by Miki Kashtan
In my previous piece in this mini-series, I made a connection between power and needs, suggesting that the quintessential flavor of power-with approaches rests on attending to ever more needs of ever more people. I said then, and will say as often as I can remember, that the repeated experience of magic that arises from engaging in this way has sold me on it forever. I have facilitated so many groups and teams to reach decisions that are based on this approach, and the results often astonish everyone who participates.
Nonetheless, today’s piece is about a huge caveat I have about how to apply this approach within groups. I became familiar with this issue in communities of practitioners of Nonviolent Communication (NVC), especially when people gather in an attempt to make things happen rather than for the purpose of healing. Often enough people experience immense frustration with how such groups function, and are discouraged to see how challenging it can be to make any decisions about anything. I suspect that this issue shows up in a variety of forms in any number of groups and contexts where inclusion and power-with are important to participants in a group. Nonetheless, because I have experienced it primarily in the NVC context, this is the main context which I talk about in this piece.
Although I had experienced the challenge soon after I became part of the fledgling community that has since grown considerably worldwide, I didn’t have a framework for understanding the issue until a particular conversation I had with my late colleague and co-founder of BayNVC, Julie Greene, in 2001. The way Julie characterized the problem was that people didn’t make a clear enough distinction between what she referred to as empathy circles and action circles. The difference between the two is a difference in purpose, not in who is present – the same group of people can sometimes come together as an empathy circle and sometimes as an action circle. In fact, that was one of her clear recommendations to people gathering to make things happen: to have some meetings that are purely designed for relationship-building and empathy.

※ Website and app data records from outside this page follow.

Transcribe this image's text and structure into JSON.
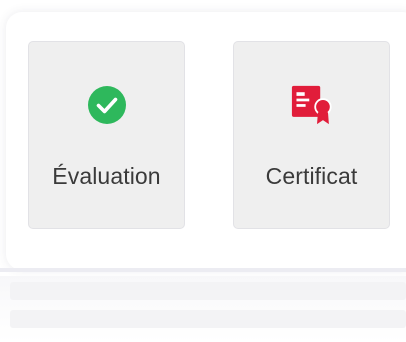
{
  "tiles": [
    {
      "label": "Évaluation",
      "icon": "check-circle-icon",
      "icon_color": "#2eb85c"
    },
    {
      "label": "Certificat",
      "icon": "certificate-icon",
      "icon_color": "#e11d3a"
    }
  ],
  "colors": {
    "tile_background": "#efefef",
    "label_text": "#3a3a3a"
  }
}
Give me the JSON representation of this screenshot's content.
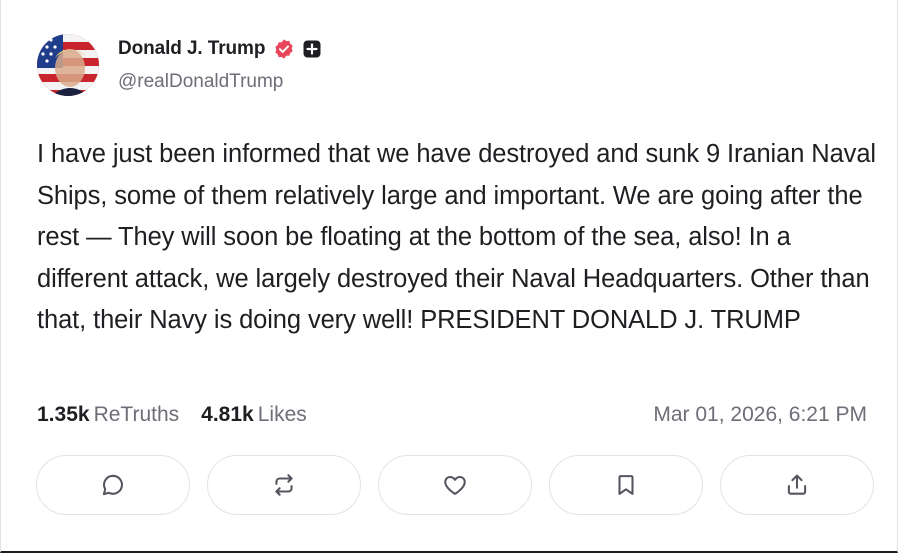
{
  "post": {
    "author": {
      "display_name": "Donald J. Trump",
      "handle": "@realDonaldTrump",
      "verified_icon": "verified-badge-icon",
      "plus_icon": "plus-badge-icon",
      "accent_color": "#e8445a"
    },
    "text": "I have just been informed that we have destroyed and sunk 9 Iranian Naval Ships, some of them relatively large and important. We are going after the rest — They will soon be floating at the bottom of the sea, also! In a different attack, we largely destroyed their Naval Headquarters. Other than that, their Navy is doing very well! PRESIDENT DONALD J. TRUMP",
    "stats": {
      "retruths_count": "1.35k",
      "retruths_label": "ReTruths",
      "likes_count": "4.81k",
      "likes_label": "Likes"
    },
    "timestamp": "Mar 01, 2026, 6:21 PM"
  },
  "actions": [
    {
      "name": "reply",
      "icon": "comment-icon"
    },
    {
      "name": "retruth",
      "icon": "repost-icon"
    },
    {
      "name": "like",
      "icon": "heart-icon"
    },
    {
      "name": "bookmark",
      "icon": "bookmark-icon"
    },
    {
      "name": "share",
      "icon": "share-icon"
    }
  ]
}
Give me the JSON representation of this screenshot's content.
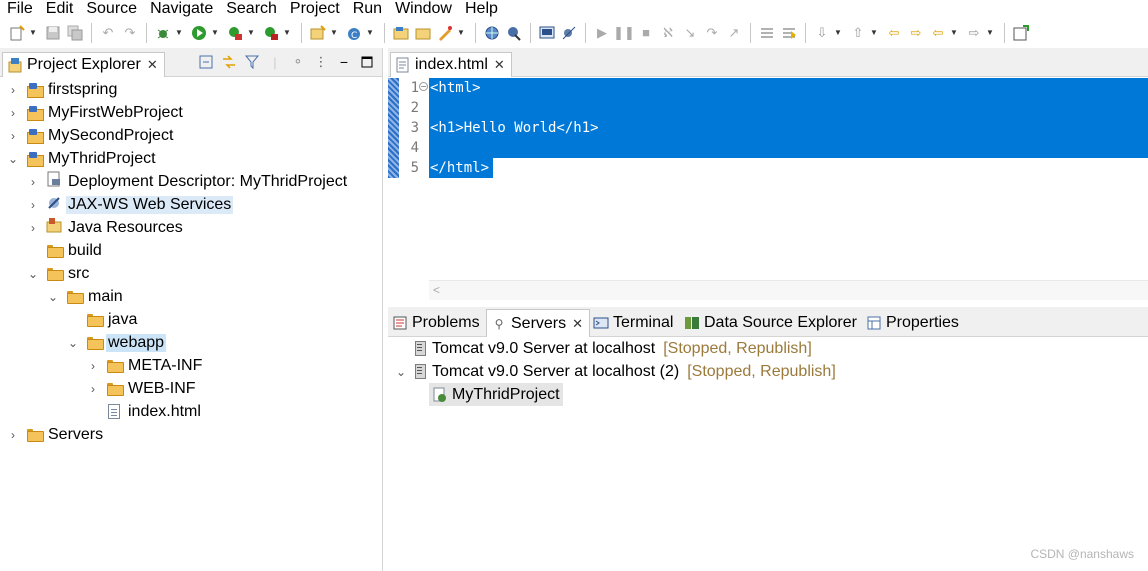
{
  "menubar": [
    "File",
    "Edit",
    "Source",
    "Navigate",
    "Search",
    "Project",
    "Run",
    "Window",
    "Help"
  ],
  "toolbar": {
    "icons": [
      "new-icon",
      "save-icon",
      "save-all-icon",
      "undo-icon",
      "redo-icon",
      "debug-icon",
      "run-icon",
      "coverage-icon",
      "external-tools-icon",
      "new-wizard-icon",
      "new-class-icon",
      "open-type-icon",
      "open-task-icon",
      "globe-icon",
      "open-perspective-icon",
      "console-icon",
      "skip-breakpoints-icon",
      "resume-icon",
      "suspend-icon",
      "terminate-icon",
      "disconnect-icon",
      "step-into-icon",
      "step-over-icon",
      "step-return-icon",
      "toggle-annotation-icon",
      "next-annotation-icon",
      "prev-annotation-icon",
      "last-edit-icon",
      "back-icon",
      "forward-icon",
      "open-perspective-right-icon"
    ]
  },
  "project_explorer": {
    "tab_label": "Project Explorer",
    "tree": [
      {
        "label": "firstspring",
        "icon": "project-icon",
        "twisty": "collapsed"
      },
      {
        "label": "MyFirstWebProject",
        "icon": "project-icon",
        "twisty": "collapsed"
      },
      {
        "label": "MySecondProject",
        "icon": "project-icon",
        "twisty": "collapsed"
      },
      {
        "label": "MyThridProject",
        "icon": "project-icon",
        "twisty": "expanded"
      },
      {
        "label": "Deployment Descriptor: MyThridProject",
        "icon": "descriptor-icon",
        "twisty": "collapsed"
      },
      {
        "label": "JAX-WS Web Services",
        "icon": "webservice-icon",
        "twisty": "collapsed"
      },
      {
        "label": "Java Resources",
        "icon": "java-resources-icon",
        "twisty": "collapsed"
      },
      {
        "label": "build",
        "icon": "folder-icon",
        "twisty": "none"
      },
      {
        "label": "src",
        "icon": "folder-icon",
        "twisty": "expanded"
      },
      {
        "label": "main",
        "icon": "folder-icon",
        "twisty": "expanded"
      },
      {
        "label": "java",
        "icon": "folder-icon",
        "twisty": "none"
      },
      {
        "label": "webapp",
        "icon": "folder-icon",
        "twisty": "expanded"
      },
      {
        "label": "META-INF",
        "icon": "folder-icon",
        "twisty": "collapsed"
      },
      {
        "label": "WEB-INF",
        "icon": "folder-icon",
        "twisty": "collapsed"
      },
      {
        "label": "index.html",
        "icon": "file-icon",
        "twisty": "none"
      },
      {
        "label": "Servers",
        "icon": "folder-icon",
        "twisty": "collapsed"
      }
    ]
  },
  "editor": {
    "tab_label": "index.html",
    "lines": [
      {
        "num": "1",
        "code": "<html>"
      },
      {
        "num": "2",
        "code": ""
      },
      {
        "num": "3",
        "code": "<h1>Hello World</h1>"
      },
      {
        "num": "4",
        "code": ""
      },
      {
        "num": "5",
        "code": "</html>"
      }
    ]
  },
  "bottom_panel": {
    "tabs": [
      "Problems",
      "Servers",
      "Terminal",
      "Data Source Explorer",
      "Properties"
    ],
    "servers": [
      {
        "label": "Tomcat v9.0 Server at localhost",
        "status": "[Stopped, Republish]"
      },
      {
        "label": "Tomcat v9.0 Server at localhost (2)",
        "status": "[Stopped, Republish]"
      },
      {
        "label": "MyThridProject",
        "status": ""
      }
    ]
  },
  "watermark": "CSDN @nanshaws"
}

I have thought about this challenge many times in the intervening years, and now have some hope that I can support NVC groups, and likely others, in finding more effective ways to manage the difficulty.